Well, here I am, on my first media trip and trying my best to be a "real" journalist!
After finally finding a place to park, I have found my way into the Media Centre, and wow, I feel like I've entered another world. Everything is provided here - food, drink, wifi access, press kits & full live stats. I've set myself up here with the computer, and I'm about to trek off on the media shuttle to the race airport, which is on the opposite side of the Swan River.
Without Grant here to grab all the interviews, it's going to be both a challenge and a learning process for me. My first stop will Matt Hall Racing and hopefully an interview or three!
I admit to feeling more than a little out of my depth right now, but on the other hand, I am really pleased that all the hard work we've put into PCDU is beginning to pay off.
More updates later.... My media shuttle ride awaits.....
03 November 2009
It's been several months since my last post here, however, as most of you would be aware, my online time has become completely hijacked by the podcast. To be honest, it's been a lot more work than I'd anticipated, but I've become completely engrossed in the project and it's been a total blast.
Being a self confessed podcast junkie, I listen to a variety of different styles each week. What I find most interesting is the variety of attitudes toward editing and production quality. Some do almost no editing at all, right through to those who go "all out" to get the show wounding as professional as they can. Me? I like to put myself closer to the "all out" side of the ledger. The down side of this means that the edit can take hours & hours & hours to complete. At some point, I know I'm going to have to accept that "Um" & "Ahh" isn't such an evil thing, and that some are OK to leave in.
My latest experiment has been to vary the bit rate on the mp3 files in an attempt to reduce their sizes. Initially I'd planned to release shows of about 30 - 45 minutes in length. However, to date this has only been the case on the first 4 shows. The rest are an hour or longer, and at 128kB, this makes for huge files. Our last show went out at 96kB with no discernible reduction in sound quality. I have noted that nearly all of the shows I listen to are released at only 64kB, so I may experiment next week with that rate and see how it sounds.
At this point, we have released 15 episodes. Most are news & comment, some include short pre recorded inhterviews, and others are "In Profile" episodes where we have focussed on local aviation identities.

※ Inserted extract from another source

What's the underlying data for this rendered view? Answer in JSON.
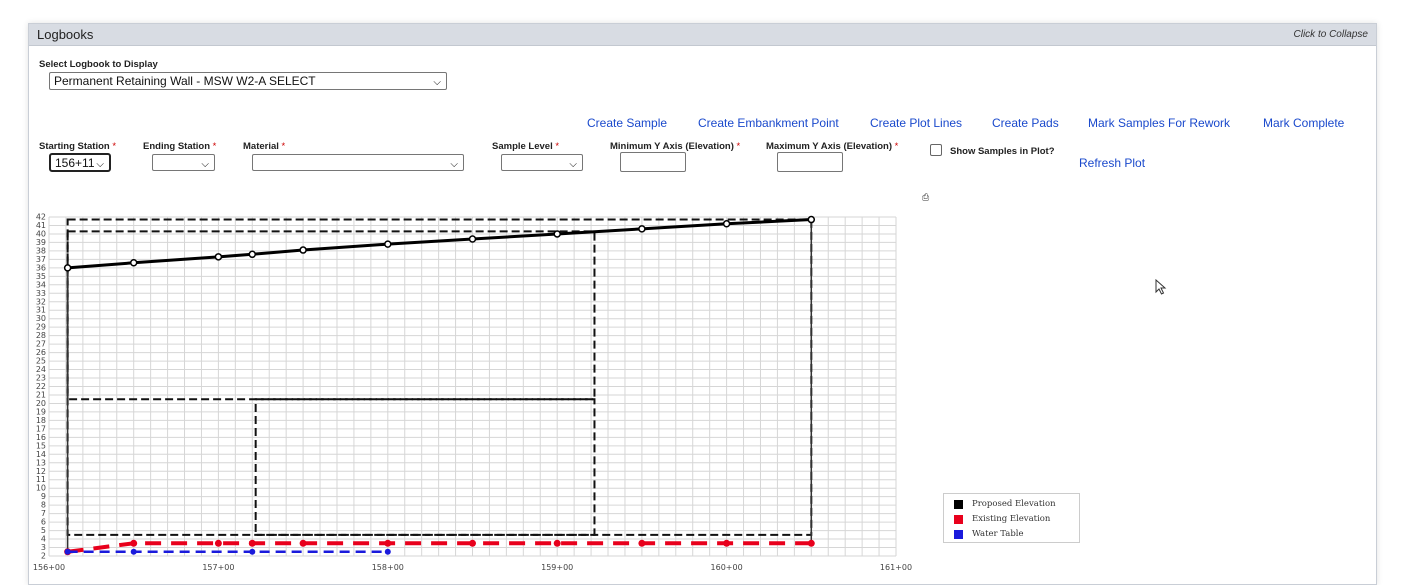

This has been the absolute highlight for me. Meeting people such as Owen Zupp & Matt Hall has been just amazing. Their knowledge & insight has been fascinating to soak in, and their willingness to appear on the show has been wonderful.
Now comes the next challenge. To build the brand and increase our listener base. Marketing is an area in which I have virtually no experience, so it's yet again something new to learn. Do we fork out a bucket load of cash to advertise in the aviation press? Probably not in the short term. Google ads perhaps? Or is the maxim true about just focussing on producing quality content and letting things build by reputation? Owen & Matt have been more than generous in promoting our show on their websites and Twitter feeds, and we are very appreciative for that.
We spent last weekend handing out some hastily prepared business cards at Moorabbin & Albury, so we'll see what becomes of that.
This process has been so positive in so many respects for me on a personal level. It has allowed me to re-engage with the aviation community, and often in ways I'd never thought I would. Moreover, we have started to build a community of our own, and many new friendships have already ensued. The standout of all of them is my podcast partner, Grant McHerron. His energy & enthusiasm seem to know no bounds, and he's become a good friend in a very short time. Without his constant energy & positive attitude, this project would never have made it past the first couple of shows.
To to Grant, I simply say thank you & long may the show continue. To the 300 - 400 people who take the time each week to listen to our show, I can only say that I feel truly humble and I hope we can continue to live up to your expectations.